The music industry's initial response to the file-sharing services was to use its financial muscle, in the form of numerous lawsuits, to force them out of business.
The move has had some limited success. Napster's operations were halted last year after a US federal court stopped it offering pirated music. The service was on the verge of filing for bankruptcy two weeks ago, after talks with German media giant Bertelsmann, which wanted to take a majority share, collapsed. However, the $8m (£5.3m) deal was revived at the last minute, meaning Napster could continue - as a paid-for service.
However, even if Napster does disappear there are still many similar services across the Internet which are harder to regulate because they do not rely on central servers to co-ordinate search requests.
The challenge that the multibillion pound music industry faces is to take advantage of the popularity of these services, without losing control of its music.
Many record companies have accepted that getting into bed with the enemy is the only way they will be able to do this. That Bertelsmann, owner of BMG, one of the top five record labels, was prepared to invest in Napster is an indication of this new approach.
Sony Music Entertainment, another of the top five labels, recently announced its intention to use file-sharing technology. The system was developed by Scour Exchange to promote some artists in the US, but Scour went bankrupt last year after it was sued by the Recording Industry Association of America. The service has been revamped to include multiple layers of security and digital rights management, according to CenterSpan Communications, which bought Scour's assets last year.
Sony said legitimate file-swapping can only help the music industry. "We have always embraced new technology that furthers our artists' reach and CenterSpan's delivery network will allow music fans to share the music that they love with their friends, legitimately," the company said in a statement.
Although the majority of legal file sharing and downloading Web sites are based in the US, moves are afoot to bring similar services to Europe.
Internet service provider Wanadoo, which owns Freeserve, last week signed a deal with digital music distributor On Demand Distribution - known as OD2 - to offer an online music subscription service to its 5.75 million customers in France and the UK. The service, to be launched this summer, will offer music from artists signed to labels such as BMG, Telstar and Ministry of Sound.

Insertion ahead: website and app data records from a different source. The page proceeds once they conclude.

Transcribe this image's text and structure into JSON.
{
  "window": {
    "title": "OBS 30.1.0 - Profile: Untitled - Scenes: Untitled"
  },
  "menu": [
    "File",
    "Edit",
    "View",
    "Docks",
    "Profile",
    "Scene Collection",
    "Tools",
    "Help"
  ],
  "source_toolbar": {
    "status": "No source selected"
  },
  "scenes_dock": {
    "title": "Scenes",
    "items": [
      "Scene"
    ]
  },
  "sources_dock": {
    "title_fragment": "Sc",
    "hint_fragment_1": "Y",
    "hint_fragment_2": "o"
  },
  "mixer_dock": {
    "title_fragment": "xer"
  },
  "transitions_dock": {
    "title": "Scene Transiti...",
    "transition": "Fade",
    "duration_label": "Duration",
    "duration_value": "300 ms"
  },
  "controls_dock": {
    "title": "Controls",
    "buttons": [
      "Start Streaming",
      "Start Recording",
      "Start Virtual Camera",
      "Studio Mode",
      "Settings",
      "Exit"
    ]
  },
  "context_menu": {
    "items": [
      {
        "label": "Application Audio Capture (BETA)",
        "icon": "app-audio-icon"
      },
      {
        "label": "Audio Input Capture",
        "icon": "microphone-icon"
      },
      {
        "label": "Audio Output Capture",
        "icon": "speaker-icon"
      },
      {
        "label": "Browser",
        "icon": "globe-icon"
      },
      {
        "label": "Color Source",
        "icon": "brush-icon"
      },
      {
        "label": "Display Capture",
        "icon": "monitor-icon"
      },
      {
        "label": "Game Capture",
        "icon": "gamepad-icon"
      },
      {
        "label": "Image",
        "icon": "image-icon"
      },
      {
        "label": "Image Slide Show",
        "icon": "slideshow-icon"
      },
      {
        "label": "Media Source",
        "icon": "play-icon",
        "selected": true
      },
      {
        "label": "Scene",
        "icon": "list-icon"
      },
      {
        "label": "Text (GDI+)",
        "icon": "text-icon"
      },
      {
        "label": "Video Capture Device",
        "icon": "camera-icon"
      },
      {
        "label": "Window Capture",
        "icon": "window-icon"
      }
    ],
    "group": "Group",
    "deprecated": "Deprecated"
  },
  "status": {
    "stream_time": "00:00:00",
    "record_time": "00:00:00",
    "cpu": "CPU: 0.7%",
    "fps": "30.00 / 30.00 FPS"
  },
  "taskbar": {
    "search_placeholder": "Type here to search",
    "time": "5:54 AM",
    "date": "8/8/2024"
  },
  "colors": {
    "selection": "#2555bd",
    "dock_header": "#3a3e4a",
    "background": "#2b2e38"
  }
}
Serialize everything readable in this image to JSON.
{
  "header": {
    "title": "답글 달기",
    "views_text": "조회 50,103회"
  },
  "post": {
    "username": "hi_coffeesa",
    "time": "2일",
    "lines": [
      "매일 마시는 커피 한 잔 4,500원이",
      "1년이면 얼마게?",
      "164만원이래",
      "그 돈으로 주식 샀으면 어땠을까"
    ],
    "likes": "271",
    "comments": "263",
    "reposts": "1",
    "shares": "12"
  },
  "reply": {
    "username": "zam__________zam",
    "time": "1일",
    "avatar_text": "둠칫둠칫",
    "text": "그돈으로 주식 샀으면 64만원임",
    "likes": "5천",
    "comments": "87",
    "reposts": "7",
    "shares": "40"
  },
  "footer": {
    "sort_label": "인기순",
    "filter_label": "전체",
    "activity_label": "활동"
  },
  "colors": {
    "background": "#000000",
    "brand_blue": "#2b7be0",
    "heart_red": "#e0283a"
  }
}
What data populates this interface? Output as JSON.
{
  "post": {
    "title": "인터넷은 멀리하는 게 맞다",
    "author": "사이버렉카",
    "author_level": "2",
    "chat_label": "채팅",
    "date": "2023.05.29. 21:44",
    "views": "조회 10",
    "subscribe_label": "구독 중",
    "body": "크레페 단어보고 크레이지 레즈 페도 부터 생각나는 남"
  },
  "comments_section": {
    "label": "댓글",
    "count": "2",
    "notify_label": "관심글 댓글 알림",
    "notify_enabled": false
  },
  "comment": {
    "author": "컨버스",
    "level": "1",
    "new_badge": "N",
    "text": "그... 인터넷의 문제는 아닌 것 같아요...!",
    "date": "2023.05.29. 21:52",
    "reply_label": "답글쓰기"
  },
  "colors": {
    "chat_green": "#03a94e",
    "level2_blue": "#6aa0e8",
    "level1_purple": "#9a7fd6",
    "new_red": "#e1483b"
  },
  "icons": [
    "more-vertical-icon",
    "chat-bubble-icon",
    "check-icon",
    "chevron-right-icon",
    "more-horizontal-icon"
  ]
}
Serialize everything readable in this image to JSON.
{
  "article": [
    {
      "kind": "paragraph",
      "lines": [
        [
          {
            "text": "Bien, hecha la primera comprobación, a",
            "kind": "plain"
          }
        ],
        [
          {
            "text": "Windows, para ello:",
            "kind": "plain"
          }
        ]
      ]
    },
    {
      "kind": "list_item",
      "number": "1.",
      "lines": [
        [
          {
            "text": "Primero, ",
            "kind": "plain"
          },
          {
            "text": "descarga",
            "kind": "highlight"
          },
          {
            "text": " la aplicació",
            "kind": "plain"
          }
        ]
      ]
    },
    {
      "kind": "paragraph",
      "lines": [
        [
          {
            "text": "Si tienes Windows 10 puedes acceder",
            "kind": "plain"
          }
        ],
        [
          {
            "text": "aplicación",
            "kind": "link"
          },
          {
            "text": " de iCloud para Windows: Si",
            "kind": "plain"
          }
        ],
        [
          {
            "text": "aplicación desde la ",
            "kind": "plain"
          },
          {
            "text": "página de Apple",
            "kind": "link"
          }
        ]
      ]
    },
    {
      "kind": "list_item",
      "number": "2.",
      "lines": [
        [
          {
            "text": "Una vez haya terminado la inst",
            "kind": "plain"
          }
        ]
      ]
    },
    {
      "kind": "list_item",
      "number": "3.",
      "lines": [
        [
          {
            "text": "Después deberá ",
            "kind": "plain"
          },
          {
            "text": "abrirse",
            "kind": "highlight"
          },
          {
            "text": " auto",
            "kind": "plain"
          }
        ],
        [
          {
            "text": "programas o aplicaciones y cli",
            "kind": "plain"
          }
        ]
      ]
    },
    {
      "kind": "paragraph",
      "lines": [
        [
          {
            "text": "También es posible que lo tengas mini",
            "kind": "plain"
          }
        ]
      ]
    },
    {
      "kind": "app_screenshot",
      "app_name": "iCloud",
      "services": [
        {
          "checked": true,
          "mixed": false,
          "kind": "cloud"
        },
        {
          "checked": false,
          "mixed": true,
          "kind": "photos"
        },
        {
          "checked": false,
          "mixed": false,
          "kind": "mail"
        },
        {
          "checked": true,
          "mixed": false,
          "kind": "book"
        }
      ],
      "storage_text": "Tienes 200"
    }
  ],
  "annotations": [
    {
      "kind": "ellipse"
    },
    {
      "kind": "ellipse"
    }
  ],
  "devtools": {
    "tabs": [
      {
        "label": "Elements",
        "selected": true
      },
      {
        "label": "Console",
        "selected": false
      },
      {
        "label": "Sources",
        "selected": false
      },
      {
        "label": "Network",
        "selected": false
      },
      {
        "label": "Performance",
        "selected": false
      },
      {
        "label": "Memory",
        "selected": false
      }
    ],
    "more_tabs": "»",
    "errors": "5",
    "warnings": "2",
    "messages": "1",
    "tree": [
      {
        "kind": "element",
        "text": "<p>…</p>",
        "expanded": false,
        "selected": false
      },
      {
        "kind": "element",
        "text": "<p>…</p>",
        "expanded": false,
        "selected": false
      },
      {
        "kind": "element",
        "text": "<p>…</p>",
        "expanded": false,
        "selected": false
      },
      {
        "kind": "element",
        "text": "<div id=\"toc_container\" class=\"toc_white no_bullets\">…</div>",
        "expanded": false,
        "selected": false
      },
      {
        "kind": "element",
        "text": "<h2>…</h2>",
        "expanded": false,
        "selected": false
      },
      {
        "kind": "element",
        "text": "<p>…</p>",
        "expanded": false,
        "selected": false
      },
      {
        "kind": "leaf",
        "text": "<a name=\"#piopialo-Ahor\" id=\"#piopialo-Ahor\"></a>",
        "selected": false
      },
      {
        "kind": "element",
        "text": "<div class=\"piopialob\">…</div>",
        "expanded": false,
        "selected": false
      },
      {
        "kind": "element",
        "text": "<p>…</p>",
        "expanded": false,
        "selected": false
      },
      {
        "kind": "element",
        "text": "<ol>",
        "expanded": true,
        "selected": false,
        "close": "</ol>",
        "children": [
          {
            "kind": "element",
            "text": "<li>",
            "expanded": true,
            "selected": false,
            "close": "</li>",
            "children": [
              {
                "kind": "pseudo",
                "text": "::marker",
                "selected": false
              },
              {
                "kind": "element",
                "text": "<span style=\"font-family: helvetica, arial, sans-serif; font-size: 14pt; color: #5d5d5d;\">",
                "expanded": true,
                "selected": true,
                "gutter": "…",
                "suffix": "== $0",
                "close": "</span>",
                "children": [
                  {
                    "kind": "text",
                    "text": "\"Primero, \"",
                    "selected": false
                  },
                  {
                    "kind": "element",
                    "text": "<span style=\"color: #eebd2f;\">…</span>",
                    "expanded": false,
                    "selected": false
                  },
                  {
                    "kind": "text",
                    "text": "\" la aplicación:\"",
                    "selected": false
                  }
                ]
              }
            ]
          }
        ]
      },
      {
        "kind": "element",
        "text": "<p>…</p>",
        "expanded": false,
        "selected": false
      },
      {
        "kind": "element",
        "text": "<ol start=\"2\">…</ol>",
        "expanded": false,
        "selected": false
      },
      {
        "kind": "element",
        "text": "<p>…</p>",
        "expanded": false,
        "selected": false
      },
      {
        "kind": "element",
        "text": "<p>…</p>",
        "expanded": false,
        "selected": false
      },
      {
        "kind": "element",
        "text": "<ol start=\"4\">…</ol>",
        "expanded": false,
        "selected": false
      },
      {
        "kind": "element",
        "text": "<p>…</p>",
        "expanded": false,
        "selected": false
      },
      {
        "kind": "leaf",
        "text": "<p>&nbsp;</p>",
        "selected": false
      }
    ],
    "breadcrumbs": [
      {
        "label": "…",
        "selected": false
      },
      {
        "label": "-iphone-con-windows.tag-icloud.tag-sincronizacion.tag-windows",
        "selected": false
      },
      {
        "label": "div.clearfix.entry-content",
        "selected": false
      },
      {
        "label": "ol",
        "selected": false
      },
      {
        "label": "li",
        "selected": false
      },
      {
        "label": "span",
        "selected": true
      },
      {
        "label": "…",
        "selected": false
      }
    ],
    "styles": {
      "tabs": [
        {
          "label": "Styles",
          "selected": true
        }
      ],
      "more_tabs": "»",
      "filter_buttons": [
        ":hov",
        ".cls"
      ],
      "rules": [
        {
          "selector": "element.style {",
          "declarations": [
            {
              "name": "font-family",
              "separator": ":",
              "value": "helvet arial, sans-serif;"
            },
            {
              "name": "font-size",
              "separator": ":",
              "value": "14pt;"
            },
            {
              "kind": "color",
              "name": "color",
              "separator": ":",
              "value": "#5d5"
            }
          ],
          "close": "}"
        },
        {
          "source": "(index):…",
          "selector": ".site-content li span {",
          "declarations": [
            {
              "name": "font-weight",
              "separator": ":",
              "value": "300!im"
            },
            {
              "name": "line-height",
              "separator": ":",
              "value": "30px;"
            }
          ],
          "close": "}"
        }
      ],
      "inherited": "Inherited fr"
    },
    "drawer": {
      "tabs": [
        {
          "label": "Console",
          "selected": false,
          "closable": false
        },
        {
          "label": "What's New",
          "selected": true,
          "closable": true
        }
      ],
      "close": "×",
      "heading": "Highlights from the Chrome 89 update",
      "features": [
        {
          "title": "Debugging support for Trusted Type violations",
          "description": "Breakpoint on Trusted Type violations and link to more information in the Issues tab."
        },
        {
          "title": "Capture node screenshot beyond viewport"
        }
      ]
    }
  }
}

But with so many free file-sharing services still around, why should consumers pay to download music?
"This is the first time that the major corporate brands are getting behind the [European] digital music market," said Ed Averdieck, director of marketing at OD2. "We can offer access to exclusive tracks and the centralised servers guarantee quality, at a time when the quality of the pirate services is increasingly compromised."
A legitimate alternative to the illegal file-sharing services is "badly needed", said Averdieck. "The music industry cannot stop consumer interest in downloading tracks but what it can do is to create revenue streams from the services," he said. "The pirates have had it all their own way for too long but now it is the record companies' turn."
Being able to download music quickly and easily will drive demand for broadband services, according to Averdieck. "Freeserve will be marketing its broadband services with a big music hat on," he said. "Add this to its recent deal with NTL [which will see broadband and cable TV sold as one package] and the potential for growth is easy to see."
While it is clear that consumers are going to keep using the Internet as a source for music, it remains to be seen whether they will be prepared to pay for it. The music industry - and any company that wants to exploit the potential in broadband - will be watching closely to see whether the paid-for content model can work.
This was first published in May 2002